[Element data from apps and pages]
━━━━━━━━━━

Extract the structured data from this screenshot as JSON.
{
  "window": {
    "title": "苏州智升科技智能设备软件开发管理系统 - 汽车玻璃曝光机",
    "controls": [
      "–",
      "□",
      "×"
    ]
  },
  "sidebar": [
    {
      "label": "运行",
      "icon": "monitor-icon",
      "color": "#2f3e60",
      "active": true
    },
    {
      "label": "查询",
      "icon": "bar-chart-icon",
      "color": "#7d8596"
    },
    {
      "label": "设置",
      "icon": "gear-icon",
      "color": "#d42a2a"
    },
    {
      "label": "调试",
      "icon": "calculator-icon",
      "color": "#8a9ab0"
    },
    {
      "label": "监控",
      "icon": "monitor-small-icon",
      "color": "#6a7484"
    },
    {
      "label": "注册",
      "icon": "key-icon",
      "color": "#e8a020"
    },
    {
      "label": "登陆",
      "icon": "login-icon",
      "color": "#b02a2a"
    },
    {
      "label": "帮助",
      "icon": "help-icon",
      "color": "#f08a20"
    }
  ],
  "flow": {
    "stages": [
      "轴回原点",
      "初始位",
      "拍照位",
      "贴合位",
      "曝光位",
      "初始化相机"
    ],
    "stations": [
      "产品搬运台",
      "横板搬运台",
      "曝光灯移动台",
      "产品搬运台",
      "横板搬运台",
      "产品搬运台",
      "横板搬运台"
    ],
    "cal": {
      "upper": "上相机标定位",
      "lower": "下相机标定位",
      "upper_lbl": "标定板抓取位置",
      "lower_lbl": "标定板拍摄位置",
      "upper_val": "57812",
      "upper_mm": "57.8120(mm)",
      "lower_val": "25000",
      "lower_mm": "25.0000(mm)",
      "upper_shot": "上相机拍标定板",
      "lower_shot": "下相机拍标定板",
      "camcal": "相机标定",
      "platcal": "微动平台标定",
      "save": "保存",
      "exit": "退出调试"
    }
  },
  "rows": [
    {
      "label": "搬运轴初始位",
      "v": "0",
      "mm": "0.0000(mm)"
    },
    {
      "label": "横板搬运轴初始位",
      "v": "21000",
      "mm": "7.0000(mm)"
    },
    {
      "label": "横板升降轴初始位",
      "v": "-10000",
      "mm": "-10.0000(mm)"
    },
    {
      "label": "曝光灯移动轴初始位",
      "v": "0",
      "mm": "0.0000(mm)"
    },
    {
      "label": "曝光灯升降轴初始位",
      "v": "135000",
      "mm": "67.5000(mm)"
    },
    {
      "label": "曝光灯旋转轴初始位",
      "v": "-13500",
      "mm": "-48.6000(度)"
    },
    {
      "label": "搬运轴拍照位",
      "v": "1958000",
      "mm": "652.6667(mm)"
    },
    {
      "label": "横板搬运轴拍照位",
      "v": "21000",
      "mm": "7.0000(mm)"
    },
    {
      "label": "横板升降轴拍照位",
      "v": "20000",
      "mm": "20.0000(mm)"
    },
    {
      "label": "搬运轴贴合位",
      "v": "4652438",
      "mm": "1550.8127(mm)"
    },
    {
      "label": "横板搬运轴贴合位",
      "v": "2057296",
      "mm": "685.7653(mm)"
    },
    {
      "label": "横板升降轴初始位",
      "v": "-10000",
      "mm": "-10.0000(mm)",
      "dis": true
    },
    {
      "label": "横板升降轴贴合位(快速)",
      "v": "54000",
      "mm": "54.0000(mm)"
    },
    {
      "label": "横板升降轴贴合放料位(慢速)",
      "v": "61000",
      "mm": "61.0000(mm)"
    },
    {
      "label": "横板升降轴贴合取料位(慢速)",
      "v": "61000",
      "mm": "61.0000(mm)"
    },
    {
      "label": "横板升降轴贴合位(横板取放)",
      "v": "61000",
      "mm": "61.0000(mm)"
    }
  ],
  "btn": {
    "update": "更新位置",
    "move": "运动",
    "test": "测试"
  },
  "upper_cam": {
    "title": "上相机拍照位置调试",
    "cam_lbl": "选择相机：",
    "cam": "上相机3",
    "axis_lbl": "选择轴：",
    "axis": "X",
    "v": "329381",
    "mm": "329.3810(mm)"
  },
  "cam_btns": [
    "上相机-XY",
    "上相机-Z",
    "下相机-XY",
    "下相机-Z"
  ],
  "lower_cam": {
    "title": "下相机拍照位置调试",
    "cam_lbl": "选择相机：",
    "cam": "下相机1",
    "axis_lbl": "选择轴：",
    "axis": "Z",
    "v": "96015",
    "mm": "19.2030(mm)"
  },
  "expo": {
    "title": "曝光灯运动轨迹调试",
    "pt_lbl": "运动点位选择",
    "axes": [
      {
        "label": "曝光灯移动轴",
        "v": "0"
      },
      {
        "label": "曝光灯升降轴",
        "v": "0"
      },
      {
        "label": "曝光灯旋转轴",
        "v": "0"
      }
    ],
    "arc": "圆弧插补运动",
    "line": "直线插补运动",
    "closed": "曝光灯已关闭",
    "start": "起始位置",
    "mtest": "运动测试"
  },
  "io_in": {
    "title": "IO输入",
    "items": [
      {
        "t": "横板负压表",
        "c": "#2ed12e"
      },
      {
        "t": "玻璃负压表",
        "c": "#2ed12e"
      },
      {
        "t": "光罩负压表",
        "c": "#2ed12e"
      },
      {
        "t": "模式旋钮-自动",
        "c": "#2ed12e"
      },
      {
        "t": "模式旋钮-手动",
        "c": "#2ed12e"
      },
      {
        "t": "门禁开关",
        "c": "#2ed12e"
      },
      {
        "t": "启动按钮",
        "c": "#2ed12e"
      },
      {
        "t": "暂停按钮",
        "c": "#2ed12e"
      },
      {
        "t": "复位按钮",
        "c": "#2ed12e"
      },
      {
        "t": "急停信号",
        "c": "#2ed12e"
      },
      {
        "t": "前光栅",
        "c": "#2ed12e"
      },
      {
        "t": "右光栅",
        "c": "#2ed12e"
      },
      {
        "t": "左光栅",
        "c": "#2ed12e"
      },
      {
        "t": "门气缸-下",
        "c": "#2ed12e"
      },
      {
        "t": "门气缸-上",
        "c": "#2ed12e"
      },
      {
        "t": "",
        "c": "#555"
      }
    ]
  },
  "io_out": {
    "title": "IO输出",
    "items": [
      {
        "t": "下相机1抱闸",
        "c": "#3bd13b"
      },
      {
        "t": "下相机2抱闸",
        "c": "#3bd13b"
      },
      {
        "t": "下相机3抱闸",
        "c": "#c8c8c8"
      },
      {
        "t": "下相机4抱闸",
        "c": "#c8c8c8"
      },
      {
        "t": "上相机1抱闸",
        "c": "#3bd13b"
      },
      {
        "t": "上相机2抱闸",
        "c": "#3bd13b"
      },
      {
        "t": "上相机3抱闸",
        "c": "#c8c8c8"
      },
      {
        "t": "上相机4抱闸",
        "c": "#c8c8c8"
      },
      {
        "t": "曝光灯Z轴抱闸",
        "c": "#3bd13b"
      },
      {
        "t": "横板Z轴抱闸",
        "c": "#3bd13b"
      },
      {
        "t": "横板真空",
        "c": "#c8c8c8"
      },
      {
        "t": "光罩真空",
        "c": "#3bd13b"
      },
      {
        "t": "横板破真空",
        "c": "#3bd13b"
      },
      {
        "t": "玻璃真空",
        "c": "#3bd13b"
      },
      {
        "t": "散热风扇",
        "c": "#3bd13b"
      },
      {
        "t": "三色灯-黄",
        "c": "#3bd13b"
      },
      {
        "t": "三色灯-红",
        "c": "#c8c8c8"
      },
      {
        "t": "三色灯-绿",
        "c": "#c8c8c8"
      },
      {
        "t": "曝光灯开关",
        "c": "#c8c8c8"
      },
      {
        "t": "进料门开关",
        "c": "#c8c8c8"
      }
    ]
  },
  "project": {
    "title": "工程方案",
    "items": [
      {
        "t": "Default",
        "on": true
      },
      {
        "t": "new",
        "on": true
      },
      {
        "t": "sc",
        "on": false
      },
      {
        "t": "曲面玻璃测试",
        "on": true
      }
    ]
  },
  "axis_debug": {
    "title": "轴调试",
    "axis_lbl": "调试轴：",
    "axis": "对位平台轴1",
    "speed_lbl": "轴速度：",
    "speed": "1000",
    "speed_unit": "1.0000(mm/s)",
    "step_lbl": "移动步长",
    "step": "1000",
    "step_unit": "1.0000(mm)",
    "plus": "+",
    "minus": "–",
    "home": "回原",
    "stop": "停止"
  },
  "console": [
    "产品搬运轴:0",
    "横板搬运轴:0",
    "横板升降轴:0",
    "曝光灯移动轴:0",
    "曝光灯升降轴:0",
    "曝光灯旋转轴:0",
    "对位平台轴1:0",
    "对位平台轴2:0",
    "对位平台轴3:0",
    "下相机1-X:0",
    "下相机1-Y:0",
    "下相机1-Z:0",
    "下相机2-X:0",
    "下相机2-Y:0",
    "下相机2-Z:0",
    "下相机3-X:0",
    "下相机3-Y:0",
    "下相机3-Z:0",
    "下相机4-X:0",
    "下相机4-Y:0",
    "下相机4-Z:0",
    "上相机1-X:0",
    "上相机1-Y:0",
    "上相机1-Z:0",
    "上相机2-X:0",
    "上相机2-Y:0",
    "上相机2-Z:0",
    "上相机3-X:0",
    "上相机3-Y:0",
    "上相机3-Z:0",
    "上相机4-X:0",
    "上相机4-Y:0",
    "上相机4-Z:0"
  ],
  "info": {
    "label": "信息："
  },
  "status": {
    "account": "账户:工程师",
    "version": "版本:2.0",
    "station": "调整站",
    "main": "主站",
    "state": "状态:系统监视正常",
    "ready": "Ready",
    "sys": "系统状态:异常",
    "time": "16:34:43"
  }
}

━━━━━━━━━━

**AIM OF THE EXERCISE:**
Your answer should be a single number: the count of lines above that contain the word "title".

**SOLUTION:**
8